I dedicated my short lunchtimes reading this last year, as I was (and am) right in the middle of writing three other books, so it's taken a little time to get this out.
Yes I'm envious, because The Widow's Thorn is basically a masterclass of story execution and editing that I perhaps don't have the patience or scope (or limited word count...ooops) that might help me achieve similar. This is not negatively noted, I loved it. No chaff, no flowery or overdone grammar, the writing is well-commanded but not pretentious. ENVY. It made me think about where and how I can tailor my tales so the clothes fit comfortably, and you don't notice how well until you stop moving. It inspired me to go and write more, and look over my work, and generally aim to being a better publisher. Though I'll still write bricks, I'll write better bricks.
The Widow's Thorn picks up a year after The Witch of Glenaster, and while both are stories of Esther's journey into realms unknown, part one was based around a great journey, where part two is based around a great escape. Now feared and under Empire arrest, as it were, people from Esther's past and present clash with her escapades through the book, each one of them bringing dangers to her door,whether they mean it or not. Her trust is lent, stretched and betrayed, and by God, Mr Mills, were my hairs standing on end at that cliffhanger!

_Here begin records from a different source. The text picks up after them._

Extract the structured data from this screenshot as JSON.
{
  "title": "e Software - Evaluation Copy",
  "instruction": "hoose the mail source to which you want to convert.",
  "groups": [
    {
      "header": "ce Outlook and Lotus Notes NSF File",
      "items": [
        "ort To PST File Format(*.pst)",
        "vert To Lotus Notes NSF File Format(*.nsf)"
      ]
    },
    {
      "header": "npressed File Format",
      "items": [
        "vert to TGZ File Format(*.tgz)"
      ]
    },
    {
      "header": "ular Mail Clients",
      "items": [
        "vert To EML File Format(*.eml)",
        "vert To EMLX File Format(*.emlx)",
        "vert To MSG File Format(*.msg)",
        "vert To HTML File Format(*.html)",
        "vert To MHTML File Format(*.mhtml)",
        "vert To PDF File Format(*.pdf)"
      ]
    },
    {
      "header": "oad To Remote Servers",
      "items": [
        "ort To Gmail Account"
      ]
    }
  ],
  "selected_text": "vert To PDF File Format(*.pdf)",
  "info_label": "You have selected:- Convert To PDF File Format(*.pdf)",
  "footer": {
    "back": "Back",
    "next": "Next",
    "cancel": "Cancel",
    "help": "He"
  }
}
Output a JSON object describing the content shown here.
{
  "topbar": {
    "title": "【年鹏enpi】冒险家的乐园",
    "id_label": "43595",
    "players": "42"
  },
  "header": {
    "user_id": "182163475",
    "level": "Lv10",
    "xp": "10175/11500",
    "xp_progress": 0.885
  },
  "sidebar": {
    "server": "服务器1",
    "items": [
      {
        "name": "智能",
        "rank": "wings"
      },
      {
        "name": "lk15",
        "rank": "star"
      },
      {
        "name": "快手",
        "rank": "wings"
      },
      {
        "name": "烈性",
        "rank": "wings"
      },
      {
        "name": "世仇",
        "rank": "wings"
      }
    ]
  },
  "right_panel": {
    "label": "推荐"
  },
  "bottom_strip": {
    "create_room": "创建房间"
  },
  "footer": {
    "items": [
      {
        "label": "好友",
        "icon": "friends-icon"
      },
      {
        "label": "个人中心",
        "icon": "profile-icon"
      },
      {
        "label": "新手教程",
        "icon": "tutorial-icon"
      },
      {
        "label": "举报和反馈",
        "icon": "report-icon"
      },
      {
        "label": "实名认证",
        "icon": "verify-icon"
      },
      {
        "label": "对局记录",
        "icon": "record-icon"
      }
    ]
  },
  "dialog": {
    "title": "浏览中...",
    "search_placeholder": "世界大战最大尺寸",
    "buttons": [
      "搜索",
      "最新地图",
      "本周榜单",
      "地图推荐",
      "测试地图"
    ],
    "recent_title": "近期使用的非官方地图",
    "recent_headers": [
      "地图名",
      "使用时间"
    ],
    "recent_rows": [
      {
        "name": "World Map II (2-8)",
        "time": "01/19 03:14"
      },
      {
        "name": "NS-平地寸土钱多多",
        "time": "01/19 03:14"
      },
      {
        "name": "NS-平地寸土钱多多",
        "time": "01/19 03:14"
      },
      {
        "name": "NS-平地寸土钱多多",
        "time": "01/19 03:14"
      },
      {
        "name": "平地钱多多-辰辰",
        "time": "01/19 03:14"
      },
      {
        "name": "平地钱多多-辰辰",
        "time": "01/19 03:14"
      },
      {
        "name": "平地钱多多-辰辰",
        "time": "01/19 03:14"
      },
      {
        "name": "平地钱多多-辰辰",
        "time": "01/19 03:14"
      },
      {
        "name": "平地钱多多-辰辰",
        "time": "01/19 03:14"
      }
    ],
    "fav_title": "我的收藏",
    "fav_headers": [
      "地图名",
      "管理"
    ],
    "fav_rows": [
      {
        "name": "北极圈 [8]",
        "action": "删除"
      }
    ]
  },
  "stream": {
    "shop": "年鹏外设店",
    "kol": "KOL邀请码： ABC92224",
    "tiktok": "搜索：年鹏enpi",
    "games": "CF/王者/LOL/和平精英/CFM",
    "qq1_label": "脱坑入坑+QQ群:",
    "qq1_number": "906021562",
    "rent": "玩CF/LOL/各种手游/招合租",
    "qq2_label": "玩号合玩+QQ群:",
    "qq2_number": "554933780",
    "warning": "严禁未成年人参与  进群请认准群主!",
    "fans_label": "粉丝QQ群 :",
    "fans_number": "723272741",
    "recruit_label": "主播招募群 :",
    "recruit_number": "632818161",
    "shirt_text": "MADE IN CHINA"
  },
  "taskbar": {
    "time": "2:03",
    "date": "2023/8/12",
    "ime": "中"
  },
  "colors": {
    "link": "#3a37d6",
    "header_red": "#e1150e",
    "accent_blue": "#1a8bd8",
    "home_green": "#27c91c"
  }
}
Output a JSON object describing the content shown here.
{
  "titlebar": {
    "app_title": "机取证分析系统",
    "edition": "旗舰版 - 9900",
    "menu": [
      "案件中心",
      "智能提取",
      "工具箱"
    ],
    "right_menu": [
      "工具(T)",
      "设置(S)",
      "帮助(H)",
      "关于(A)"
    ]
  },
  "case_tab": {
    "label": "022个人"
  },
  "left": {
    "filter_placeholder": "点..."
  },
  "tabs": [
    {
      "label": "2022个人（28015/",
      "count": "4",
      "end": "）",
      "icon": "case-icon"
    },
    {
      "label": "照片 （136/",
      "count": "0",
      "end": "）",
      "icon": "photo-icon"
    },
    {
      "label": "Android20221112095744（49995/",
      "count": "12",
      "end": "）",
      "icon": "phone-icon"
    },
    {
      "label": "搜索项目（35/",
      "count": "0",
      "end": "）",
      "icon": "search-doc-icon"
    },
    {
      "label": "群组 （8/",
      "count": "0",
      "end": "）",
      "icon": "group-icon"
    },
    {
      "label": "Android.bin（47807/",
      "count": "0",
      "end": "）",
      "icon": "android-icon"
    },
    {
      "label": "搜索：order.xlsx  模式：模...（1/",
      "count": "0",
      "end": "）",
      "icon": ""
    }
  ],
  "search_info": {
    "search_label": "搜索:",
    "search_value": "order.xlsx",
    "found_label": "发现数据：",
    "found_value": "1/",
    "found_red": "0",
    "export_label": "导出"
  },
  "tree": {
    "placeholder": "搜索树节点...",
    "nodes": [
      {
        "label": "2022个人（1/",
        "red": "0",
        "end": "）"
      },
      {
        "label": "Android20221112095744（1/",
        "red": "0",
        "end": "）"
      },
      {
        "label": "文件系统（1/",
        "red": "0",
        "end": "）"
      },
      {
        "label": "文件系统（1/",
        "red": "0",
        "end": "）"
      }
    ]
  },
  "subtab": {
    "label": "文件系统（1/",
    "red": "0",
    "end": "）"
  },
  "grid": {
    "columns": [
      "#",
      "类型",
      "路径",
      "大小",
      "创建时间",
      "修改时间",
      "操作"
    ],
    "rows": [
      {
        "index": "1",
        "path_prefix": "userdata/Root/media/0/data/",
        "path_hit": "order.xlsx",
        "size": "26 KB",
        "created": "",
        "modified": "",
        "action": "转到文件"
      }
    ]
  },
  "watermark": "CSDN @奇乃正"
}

It's a simple tale, of a girl in peril and searching for her family, blood or otherwise, who must learn who to follow, but who must also learn to be followed, and it's so well constructed that, though it leaves questions to be answered, it's fulfilling and satisfying (and thrilling-eep!) at its endpoint. What would likely pass as infodump in other books suits this arena, because it resembles the epic tales of old (serious infodump), focussed and understanding what it is and what it wants to say.
Esther is growing up, and soon it will be much more than just her and her brother on her mind I imagine that she has to worry about, and I'm intrigued to see where her story's leading. Esther has a bigger future than she (or anyone) expects it seems, and I'm excited to read about it.